Will Police Start Using Marijuana Breathalyzers?

I doubt police will use marijuana breathalyzers anytime soon. They will immediately be challenged in court and, if they cannot determine the level of THC in a person’s system, they should not be admissible at all.

It will have immediate applications in the workplace, however:

Lynn said he expects the Hound Labs device will also be used in the workplace, where employers can ensure that workers are not high on the job, and employees won’t face sanctions if they partied the day before.

Debrincat said there is demand for the breathalyzer in jobs like truck driving and construction, where workers are operating heavy machinery.

“I actually do see it as benefiting all parties” in the workplace, he said. Presently, most employers rely on urine tests, designed 30 years ago.

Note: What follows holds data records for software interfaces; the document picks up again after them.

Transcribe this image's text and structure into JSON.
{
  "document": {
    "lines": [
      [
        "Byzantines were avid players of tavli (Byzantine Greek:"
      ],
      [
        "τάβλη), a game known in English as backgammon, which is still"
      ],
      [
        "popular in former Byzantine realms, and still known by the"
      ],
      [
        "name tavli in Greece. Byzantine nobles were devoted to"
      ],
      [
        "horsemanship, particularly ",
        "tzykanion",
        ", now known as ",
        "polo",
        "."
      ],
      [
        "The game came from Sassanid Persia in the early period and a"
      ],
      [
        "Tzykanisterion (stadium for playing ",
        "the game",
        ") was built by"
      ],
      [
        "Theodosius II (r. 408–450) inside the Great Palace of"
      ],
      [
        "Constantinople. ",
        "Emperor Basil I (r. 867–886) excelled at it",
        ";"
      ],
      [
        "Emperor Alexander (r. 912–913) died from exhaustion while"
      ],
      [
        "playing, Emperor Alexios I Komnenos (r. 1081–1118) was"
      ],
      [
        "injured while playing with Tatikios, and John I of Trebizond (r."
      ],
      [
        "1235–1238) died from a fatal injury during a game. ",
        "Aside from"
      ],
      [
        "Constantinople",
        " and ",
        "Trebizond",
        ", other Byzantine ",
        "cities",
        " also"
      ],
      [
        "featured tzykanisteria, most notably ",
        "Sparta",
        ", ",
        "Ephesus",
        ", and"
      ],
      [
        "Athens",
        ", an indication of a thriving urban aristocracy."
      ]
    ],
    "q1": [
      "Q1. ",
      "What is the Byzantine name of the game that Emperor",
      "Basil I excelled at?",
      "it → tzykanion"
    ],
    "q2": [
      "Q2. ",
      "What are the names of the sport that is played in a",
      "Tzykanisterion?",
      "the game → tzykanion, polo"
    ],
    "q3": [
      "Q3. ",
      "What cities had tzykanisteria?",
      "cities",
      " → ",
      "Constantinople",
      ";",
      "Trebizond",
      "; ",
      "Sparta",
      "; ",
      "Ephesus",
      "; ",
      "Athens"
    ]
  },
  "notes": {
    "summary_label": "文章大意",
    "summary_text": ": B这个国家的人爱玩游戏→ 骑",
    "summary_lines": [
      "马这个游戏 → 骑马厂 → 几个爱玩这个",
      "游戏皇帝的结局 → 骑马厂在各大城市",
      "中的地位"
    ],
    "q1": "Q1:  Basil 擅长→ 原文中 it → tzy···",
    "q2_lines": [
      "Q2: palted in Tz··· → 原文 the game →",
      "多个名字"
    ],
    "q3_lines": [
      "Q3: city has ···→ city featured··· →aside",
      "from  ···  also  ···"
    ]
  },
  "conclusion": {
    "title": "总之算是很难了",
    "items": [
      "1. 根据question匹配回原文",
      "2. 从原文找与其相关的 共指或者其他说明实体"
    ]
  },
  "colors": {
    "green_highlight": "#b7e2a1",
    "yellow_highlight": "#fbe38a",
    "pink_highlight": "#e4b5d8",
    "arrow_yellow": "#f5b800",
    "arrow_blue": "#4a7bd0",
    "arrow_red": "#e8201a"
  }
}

Those tests can show that an employee smoked weed as much as a month ago, but don’t establish that they are high on a test day.

For purposes of a DUI arrest, it is irrelevant whether a person smoked marijuana three hours ago if the state cannot also establish the person’s level of intoxication.

In the workplace though, especially in weed-legal states, it may be effective in distinguishing whether a person smoked a bowl the night before or if the person smoke marijuana while they were on the clock or just before clocking in…

Marijuana Defense and DUI Lawyers in Charleston, SC

Grant B. Smaldone is a criminal defense trial lawyer in Charleston, SC who accepts both marijuana defense cases and DUI defense cases in the Eastern SC area.

If you have been charged with DUI in Charleston, SC or the surrounding area, call now at (843) 808-2100 or schedule a consultation through our website to talk to a Charleston, SC DUI defense lawyer today.